MapR 5.0 Documentation : Access Control and Impersonation in MapR

As an example of impersonation, consider user Bob and a generic Service X:

  1. Bob launches a client for the service and may or may not provide credentials.

  2. Service X authenticates Bob and establishes a connection for him to use.

  3. Bob issues a command to the service that will produce a query.

  4. The service uses the mapr superuser to authenticate with the datastore - MapR-FS/MapR-DB or HBase.

  5. The datastore authenticates the mapr superuser - the service can now proceed.

  6. The service sends the datastore a query, as user Bob.

  7. The datastore checks permissions for Bob on the assets that the query will access.

  8. If Bob has permissions, the datastore returns the query results to the service, which relays the results to the client, and the query succeeds.

  9. If Bob does not have permissions, the datastore sends an access error to the service, which relays the error to the client, and the query fails.

When you use impersonation in MapR:

  • The datastore permissions are authoritative.

  • The process has end-to-end security.

  • Users can do nothing more and nothing less than what they are authorized to do.

  • This control is independent of remote authentication and security mechanisms that control user access to application features.

  • Any permissions set up within applications, or within the UNIX file system permissions on servers where MapR components reside, have no effect on user access to MapR resources.

  • The mapr superuser is allowed to impersonate any MapR user in any group, connecting from any host.

Using Impersonation without Enabling Security

Although it is possible to enable impersonation in an insecure MapR installation, MapR strongly recommends against doing this. The implementation rules are different, and setting up the MapR environment with impersonation operating under those rules makes it very difficult to enable security at a later date. Disabling security in a secure MapR installation is easy, if the need arises.

If you choose to implement impersonation in an insecure MapR cluster, see Configuring Impersonation when Cluster Security is not Enabled. In general, the documentation of impersonation in this Security Guide assumes that security is enabled in your MapR installation. See Enabling and Disabling Security Features on Your Cluster.

How Impersonation Works in MapR

When the mapr superuser attempts to impersonate another user to the MapR-FS or MapR-DB systems:

  1. The MapR client looks for that user name in the local operating system registry.

  2. If the user name is found, MapR sends the user’s UID and GID to the server for impersonation.

    If the user name is not found in the local operating system registry, the user action is not processed.

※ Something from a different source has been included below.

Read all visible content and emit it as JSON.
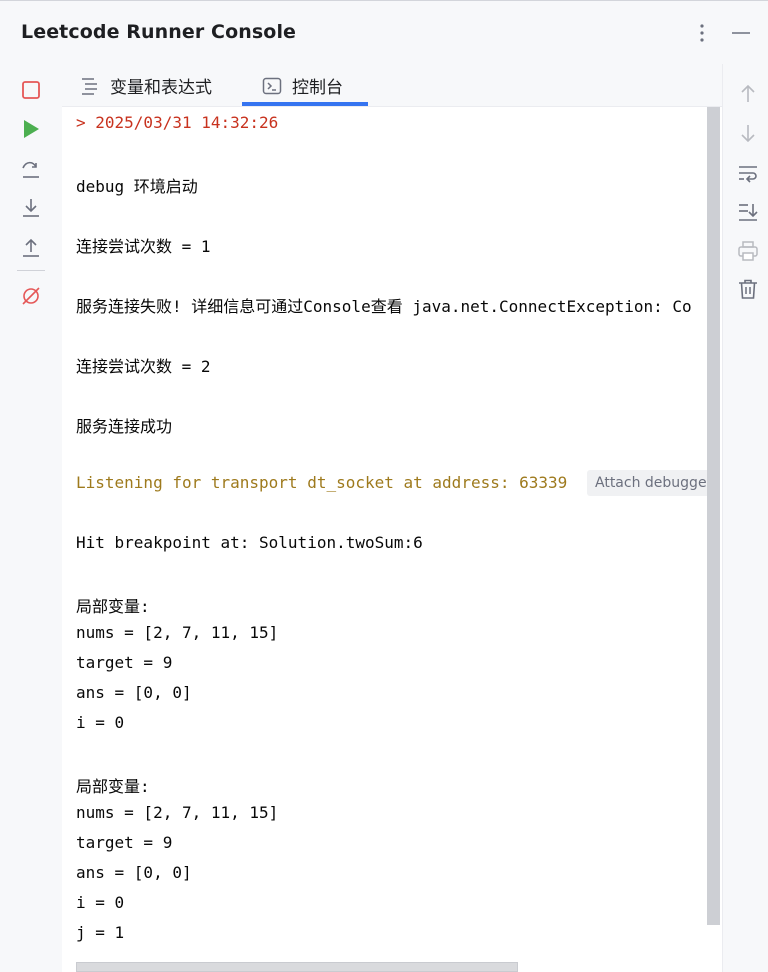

Limitations on Impersonation

Impersonation does not work in MapR when you are accessing:

  • MapR-FS or MapR-DB through a MapR client running on Windows.

  • MapR-FS from C/C++. (You can access MapR-DB from C/C++.)

  • MapR-FS or MapR-DB, if you attempt to have any user other than the MapR superuser impersonate another user.

Core Requirements for Impersonation

Only the mapr superuser is allowed to access to the MapR-FS and MapR-DB systems. Three conditions must be met in order for the mapr superuser to be able to impersonate another MapR user:

  1. The hadoop.proxyuser.mapr.groups and hadoop.proxyuser.mapr.hosts  parameters must be set correctly in the core-site.xml file.

    See Enabling Impersonation for the mapr Superuser

    These settings are not always required. If the MapR client accesses an ecosystem component, such as JobTracker or HiveServer2, these settings may be required. These settings are never needed when the MapR client accesses MapR-FS or MapR-DB directly. Enabling impersonation here ensures that the correct settings are in place if they are needed.

  2. The name of the MapR user that you want the mapr superuser to be able to impersonate must appear in the local operating system registry where the MapR client is running.  

  3. The UID and GUID of the user name under which the MapR client is running must match exactly the UID and GUID for that user name on the server.

Component Requirements for Impersonation

Some MapR ecosystem components have additional requirements to enable impersonation.

The following components must have settings that support impersonation in the configuration files indicated, on each node where the component resides:

  • Drill: Edit the drill-env.sh file. See Configuring User Impersonation in the Apache Drill documentation.

  • Flume: Edit the flume.conf file. See “Flume and Impersonation” section of Configuring Flume on a Secure Cluster.

  • HBase: Edit the hbase­-site.xml file. See “Enabling Impersonation on a Secure Cluster” section of Impersonation via the HBase REST Gateway.

  • HiveServer2: hive-site.xml file. See Hive User Impersonation.

  • Hue: Edit the hue.ini file. See “Modifying the hue.ini File” section of Integrate Hue with Impala.

  • Impala: Does not support impersonation.

  • Oozie: Edit the oozie-site.xml file. See “User Impersonation” section of User Impersonation for Oozie.

  • Spark: No special settings are required for Spark in MapReduce 2 (YARN) mode, since Spark automatically inherits the correct behavior from YARN. When running standalone, Spark cannot perform impersonation and should not be used if security is important.

Application Development Requirements

You can set up impersonation in an application programmatically.